(IISS Director of Studies and former Bush administration US AID official Patrick Cronin)
Patrick Cronin, Director of Studies at the International Institute for Strategic Studies, has sent me a new publication from the IISS Armed Conflict Database titled “Flashpoint”.
I “think” I have permission to link it here, but may have to take this down if Patrick Cronin tells me that this is a ‘members and friends only’ document. (please note that the order of the pdf pages is off by one page — read page 2 first, then 3, then 4, then page 1)
But it’s very good, and folks should read it. The first issue, “Halting Iraq’s Descent into Chaos,” sets a sober, realistic tone for the mess in which America has tragically displayed real limits to its power:

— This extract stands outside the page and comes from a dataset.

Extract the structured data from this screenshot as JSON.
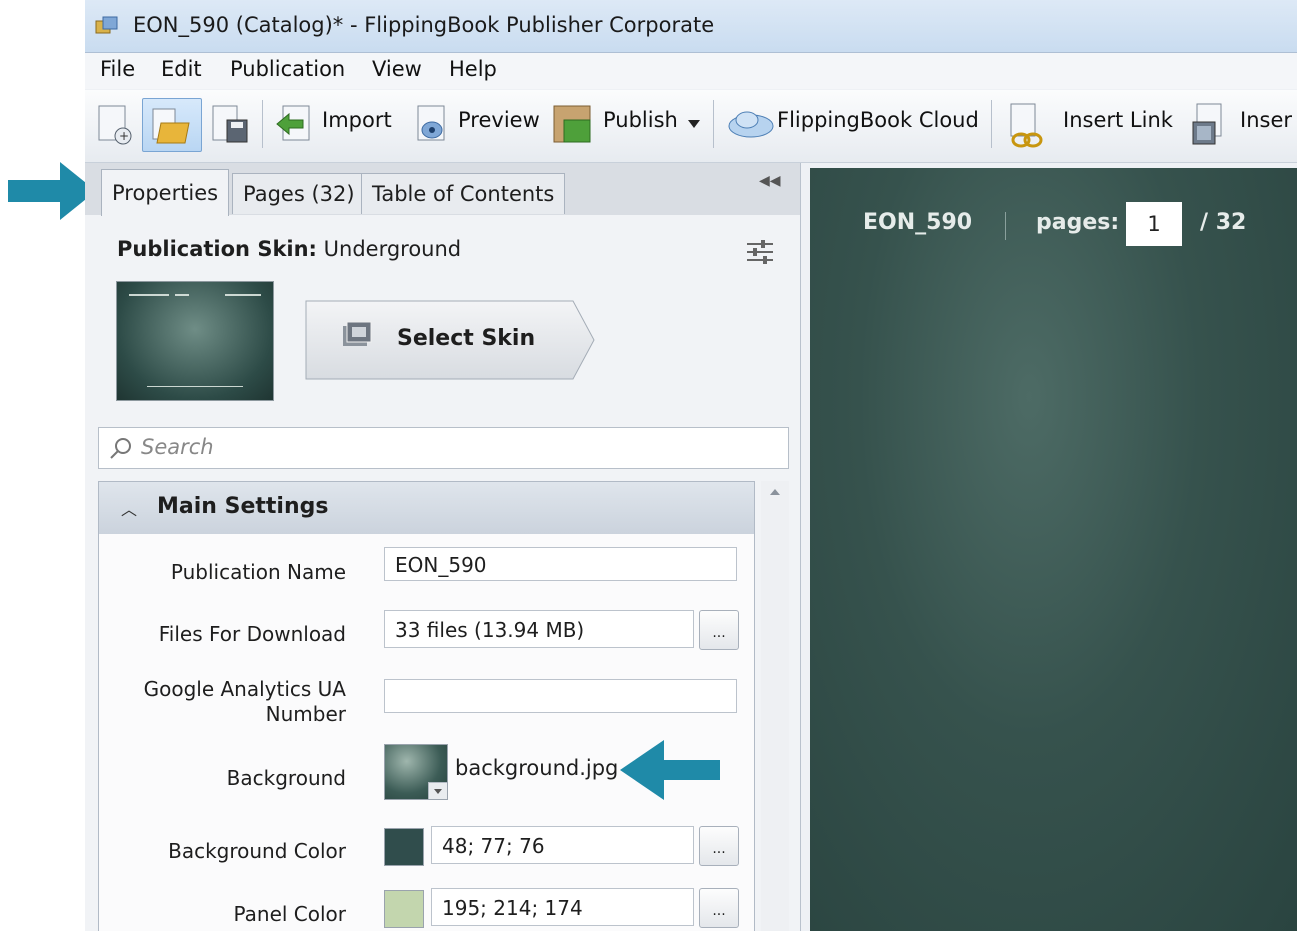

It seems that the United States and its allies were blinded by possibilities in Iraq: freeing the Iraqi people of a brutal regime; ensuring that a hostile dictator did not possess weapons of mass destruction; and creating a democratic government in the Middle East. The US-led coalition was determined to pursue those ambitious objectives despite a lack of broad support for pre-emptive military action and warnings that state-building would be fraught with difficulties. Those have now become painfully clear and the lofty aims have given way to a desperate effort to arrest a downward spiral towards chaos across much of the country.
Hope has been eroded among Iraqis by the collapse of institutions, the coalition’s lack of preparation, a vicious hybrid insurgency, hostile external influences, the partial fragmentation of society into competing armed groups and the Iraqi government’s inability to foster reconciliation. The will to persevere appears to be diminishing among coalition nations and the international community — a perception reinforced by the outcome of the US mid-term elections. The coalition and Iraqis both want the occupation to end but there is agreement that a premature withdrawal of forces would be likely to lead to an even more devastating civil war that could destabilise the entire region.
Getting the analysis of the current environment right is key before any prescriptions can be considered. This issue of “Flashpoint” provides a great roster of incentives and disincentives for the component pieces of Iraq’s political and military schema to either collaborate or devolve further into anarchy, vicious power struggles, and genuine civil war.
This report also provides a breakdown of military strength of various players:
IRAQI AND COALITION FORCES
Total Iraqi (including police) 320,000
Non-US 16,000 (including 7,000 UK)
Including: al-Qaeda up to 1,000; Ansar al Sunna up to 1,000
Support network 80,000-100,000
Badr Corps. up to 10,000
Mahdi Army 30,000
— Steve Clemons